- **EXERCISE**
The required result is a copy of each line below in which "logo" appears.
---
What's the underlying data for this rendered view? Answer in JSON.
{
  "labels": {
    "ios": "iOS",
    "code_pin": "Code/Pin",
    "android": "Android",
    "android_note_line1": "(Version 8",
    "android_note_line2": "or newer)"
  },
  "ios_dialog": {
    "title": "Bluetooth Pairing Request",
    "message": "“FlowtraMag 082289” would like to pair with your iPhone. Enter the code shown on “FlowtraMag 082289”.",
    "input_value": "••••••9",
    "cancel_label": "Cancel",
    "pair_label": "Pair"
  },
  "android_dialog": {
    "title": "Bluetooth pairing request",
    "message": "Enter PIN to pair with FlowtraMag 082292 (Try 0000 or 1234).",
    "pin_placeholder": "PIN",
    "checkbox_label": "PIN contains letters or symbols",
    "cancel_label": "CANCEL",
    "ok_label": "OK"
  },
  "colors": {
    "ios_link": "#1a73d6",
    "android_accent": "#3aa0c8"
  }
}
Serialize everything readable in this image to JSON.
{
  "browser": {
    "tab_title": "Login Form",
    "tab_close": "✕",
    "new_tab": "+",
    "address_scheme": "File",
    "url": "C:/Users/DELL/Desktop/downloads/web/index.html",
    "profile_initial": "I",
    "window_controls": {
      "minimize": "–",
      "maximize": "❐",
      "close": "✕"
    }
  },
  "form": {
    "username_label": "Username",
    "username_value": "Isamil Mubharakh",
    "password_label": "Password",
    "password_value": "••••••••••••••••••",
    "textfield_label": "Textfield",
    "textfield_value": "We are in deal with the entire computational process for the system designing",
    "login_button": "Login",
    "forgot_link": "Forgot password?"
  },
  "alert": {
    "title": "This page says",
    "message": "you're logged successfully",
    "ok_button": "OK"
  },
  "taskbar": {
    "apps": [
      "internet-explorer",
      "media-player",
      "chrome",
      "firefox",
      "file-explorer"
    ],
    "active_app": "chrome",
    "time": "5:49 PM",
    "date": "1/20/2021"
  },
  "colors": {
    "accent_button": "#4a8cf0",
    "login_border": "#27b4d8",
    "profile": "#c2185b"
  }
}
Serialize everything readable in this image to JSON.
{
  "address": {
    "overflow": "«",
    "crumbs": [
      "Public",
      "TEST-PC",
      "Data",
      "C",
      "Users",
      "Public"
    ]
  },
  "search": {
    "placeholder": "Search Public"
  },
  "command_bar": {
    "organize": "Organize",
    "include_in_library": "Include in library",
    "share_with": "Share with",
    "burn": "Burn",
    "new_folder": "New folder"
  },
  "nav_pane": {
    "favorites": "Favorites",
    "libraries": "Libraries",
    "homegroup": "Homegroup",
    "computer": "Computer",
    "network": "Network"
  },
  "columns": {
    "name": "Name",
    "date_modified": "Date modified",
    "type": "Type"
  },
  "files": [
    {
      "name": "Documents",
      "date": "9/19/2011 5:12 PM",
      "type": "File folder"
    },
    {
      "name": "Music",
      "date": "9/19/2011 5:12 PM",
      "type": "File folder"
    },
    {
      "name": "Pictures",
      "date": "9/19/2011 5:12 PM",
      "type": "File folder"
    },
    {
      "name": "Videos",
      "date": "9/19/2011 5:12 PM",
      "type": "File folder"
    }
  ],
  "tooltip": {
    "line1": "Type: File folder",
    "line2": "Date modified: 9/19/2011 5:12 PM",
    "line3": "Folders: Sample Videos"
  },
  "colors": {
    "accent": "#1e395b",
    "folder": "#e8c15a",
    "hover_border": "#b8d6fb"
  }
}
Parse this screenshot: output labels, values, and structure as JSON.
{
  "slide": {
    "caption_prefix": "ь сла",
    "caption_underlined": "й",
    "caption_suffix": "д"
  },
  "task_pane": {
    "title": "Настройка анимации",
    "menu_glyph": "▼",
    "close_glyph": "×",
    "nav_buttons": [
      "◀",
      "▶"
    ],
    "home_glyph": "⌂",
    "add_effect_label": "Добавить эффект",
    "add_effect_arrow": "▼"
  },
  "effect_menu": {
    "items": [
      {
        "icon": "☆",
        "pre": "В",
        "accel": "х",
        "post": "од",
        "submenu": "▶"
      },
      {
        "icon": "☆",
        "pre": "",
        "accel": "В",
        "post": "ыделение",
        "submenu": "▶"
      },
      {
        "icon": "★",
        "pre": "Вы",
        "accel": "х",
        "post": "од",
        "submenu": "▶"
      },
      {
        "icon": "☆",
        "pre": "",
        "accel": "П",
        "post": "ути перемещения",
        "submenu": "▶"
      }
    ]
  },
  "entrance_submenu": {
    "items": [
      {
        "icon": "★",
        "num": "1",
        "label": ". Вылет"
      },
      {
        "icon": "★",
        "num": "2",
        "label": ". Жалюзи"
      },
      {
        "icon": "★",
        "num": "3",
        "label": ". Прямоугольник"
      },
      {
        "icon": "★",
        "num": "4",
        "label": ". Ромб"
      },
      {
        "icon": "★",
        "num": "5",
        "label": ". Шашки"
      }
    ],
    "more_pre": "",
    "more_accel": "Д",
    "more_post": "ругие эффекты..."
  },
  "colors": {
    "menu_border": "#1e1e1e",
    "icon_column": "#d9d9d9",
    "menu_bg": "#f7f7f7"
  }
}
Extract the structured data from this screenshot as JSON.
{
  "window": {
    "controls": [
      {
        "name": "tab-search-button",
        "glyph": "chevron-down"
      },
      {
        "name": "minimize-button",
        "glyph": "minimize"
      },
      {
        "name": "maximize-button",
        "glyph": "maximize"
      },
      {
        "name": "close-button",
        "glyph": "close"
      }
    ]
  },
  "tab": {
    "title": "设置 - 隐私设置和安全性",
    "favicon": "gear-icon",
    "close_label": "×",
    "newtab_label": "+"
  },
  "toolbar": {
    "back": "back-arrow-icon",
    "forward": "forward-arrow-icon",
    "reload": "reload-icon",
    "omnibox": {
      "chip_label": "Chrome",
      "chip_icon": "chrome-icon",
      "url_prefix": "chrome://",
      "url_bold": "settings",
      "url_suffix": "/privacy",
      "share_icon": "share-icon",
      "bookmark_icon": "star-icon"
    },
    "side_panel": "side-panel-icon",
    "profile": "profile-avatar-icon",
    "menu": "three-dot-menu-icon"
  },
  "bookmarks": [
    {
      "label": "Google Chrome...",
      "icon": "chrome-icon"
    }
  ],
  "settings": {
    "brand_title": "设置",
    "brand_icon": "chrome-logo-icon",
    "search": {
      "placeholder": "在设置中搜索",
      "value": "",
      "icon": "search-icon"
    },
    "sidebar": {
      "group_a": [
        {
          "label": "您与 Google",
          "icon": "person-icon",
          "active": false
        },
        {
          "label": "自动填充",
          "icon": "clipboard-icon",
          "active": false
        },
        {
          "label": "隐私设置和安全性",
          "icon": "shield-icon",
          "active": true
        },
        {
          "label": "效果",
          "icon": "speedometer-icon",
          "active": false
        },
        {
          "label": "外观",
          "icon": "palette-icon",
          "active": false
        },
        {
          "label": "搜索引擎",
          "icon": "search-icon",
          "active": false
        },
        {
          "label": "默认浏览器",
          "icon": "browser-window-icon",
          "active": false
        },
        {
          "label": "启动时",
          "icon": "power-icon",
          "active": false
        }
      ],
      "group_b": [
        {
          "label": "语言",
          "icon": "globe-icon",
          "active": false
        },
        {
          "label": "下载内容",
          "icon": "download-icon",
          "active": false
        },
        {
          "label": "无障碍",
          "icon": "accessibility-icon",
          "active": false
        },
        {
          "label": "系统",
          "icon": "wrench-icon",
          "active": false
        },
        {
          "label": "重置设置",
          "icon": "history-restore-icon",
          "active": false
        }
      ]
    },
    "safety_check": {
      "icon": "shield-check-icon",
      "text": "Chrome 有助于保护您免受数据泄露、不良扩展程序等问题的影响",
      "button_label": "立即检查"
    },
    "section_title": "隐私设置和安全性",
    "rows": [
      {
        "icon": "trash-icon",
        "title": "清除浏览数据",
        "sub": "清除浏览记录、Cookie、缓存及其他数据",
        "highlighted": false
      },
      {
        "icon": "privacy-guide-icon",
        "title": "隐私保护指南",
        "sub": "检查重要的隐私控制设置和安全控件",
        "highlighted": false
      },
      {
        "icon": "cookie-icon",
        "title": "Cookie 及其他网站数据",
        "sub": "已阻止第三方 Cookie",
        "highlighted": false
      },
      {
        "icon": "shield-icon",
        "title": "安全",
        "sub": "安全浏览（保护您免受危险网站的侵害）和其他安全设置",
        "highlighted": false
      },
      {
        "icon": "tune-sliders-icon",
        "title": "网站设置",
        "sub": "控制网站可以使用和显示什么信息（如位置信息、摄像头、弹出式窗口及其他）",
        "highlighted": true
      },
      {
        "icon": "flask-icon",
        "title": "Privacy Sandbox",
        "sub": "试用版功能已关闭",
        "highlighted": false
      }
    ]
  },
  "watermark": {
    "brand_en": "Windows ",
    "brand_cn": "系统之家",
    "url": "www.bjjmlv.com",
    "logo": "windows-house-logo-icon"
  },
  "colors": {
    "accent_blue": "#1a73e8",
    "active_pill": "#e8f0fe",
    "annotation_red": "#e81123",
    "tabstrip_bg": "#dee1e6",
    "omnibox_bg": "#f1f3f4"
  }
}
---
- **SOLUTION FOR THIS TASK**
    "brand_icon": "chrome-logo-icon",
    "logo": "windows-house-logo-icon"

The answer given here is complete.